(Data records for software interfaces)
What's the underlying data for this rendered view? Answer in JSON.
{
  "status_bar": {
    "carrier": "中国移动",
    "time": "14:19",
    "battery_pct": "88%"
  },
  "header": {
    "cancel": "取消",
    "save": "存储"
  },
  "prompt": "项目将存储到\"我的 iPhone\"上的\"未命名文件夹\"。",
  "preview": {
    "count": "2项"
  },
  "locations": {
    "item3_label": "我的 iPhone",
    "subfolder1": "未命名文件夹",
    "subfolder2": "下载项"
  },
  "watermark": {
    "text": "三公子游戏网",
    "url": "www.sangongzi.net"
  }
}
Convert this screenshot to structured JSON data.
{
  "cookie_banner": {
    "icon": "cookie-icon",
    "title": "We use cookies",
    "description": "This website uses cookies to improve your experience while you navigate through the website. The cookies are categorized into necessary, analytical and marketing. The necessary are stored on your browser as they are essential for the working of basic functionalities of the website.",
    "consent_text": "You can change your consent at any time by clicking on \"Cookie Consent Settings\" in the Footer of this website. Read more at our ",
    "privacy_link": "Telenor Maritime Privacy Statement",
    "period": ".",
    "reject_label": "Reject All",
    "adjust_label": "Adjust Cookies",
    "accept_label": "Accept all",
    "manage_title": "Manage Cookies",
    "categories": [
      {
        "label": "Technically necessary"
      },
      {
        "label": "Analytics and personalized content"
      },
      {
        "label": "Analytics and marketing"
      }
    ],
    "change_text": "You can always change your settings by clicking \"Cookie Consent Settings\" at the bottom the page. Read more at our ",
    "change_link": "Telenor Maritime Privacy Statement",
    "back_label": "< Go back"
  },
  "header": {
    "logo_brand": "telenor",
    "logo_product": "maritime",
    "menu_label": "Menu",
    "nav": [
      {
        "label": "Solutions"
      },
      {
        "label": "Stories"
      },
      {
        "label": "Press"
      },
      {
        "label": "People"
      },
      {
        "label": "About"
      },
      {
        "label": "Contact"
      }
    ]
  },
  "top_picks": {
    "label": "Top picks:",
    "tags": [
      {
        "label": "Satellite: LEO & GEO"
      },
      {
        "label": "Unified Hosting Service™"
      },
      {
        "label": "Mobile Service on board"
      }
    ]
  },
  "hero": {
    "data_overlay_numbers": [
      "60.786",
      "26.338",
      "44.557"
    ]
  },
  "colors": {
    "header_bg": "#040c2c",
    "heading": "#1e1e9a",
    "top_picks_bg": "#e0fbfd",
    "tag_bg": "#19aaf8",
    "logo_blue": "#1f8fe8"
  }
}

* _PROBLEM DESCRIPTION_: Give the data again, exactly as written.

* _OUTPUT BELOW_:
What's the underlying data for this rendered view? Answer in JSON.
{
  "status_bar": {
    "carrier": "中国移动",
    "time": "14:19",
    "battery_pct": "88%"
  },
  "header": {
    "cancel": "取消",
    "save": "存储"
  },
  "prompt": "项目将存储到\"我的 iPhone\"上的\"未命名文件夹\"。",
  "preview": {
    "count": "2项"
  },
  "locations": {
    "item3_label": "我的 iPhone",
    "subfolder1": "未命名文件夹",
    "subfolder2": "下载项"
  },
  "watermark": {
    "text": "三公子游戏网",
    "url": "www.sangongzi.net"
  }
}
Convert this screenshot to structured JSON data.
{
  "cookie_banner": {
    "icon": "cookie-icon",
    "title": "We use cookies",
    "description": "This website uses cookies to improve your experience while you navigate through the website. The cookies are categorized into necessary, analytical and marketing. The necessary are stored on your browser as they are essential for the working of basic functionalities of the website.",
    "consent_text": "You can change your consent at any time by clicking on \"Cookie Consent Settings\" in the Footer of this website. Read more at our ",
    "privacy_link": "Telenor Maritime Privacy Statement",
    "period": ".",
    "reject_label": "Reject All",
    "adjust_label": "Adjust Cookies",
    "accept_label": "Accept all",
    "manage_title": "Manage Cookies",
    "categories": [
      {
        "label": "Technically necessary"
      },
      {
        "label": "Analytics and personalized content"
      },
      {
        "label": "Analytics and marketing"
      }
    ],
    "change_text": "You can always change your settings by clicking \"Cookie Consent Settings\" at the bottom the page. Read more at our ",
    "change_link": "Telenor Maritime Privacy Statement",
    "back_label": "< Go back"
  },
  "header": {
    "logo_brand": "telenor",
    "logo_product": "maritime",
    "menu_label": "Menu",
    "nav": [
      {
        "label": "Solutions"
      },
      {
        "label": "Stories"
      },
      {
        "label": "Press"
      },
      {
        "label": "People"
      },
      {
        "label": "About"
      },
      {
        "label": "Contact"
      }
    ]
  },
  "top_picks": {
    "label": "Top picks:",
    "tags": [
      {
        "label": "Satellite: LEO & GEO"
      },
      {
        "label": "Unified Hosting Service™"
      },
      {
        "label": "Mobile Service on board"
      }
    ]
  },
  "hero": {
    "data_overlay_numbers": [
      "60.786",
      "26.338",
      "44.557"
    ]
  },
  "colors": {
    "header_bg": "#040c2c",
    "heading": "#1e1e9a",
    "top_picks_bg": "#e0fbfd",
    "tag_bg": "#19aaf8",
    "logo_blue": "#1f8fe8"
  }
}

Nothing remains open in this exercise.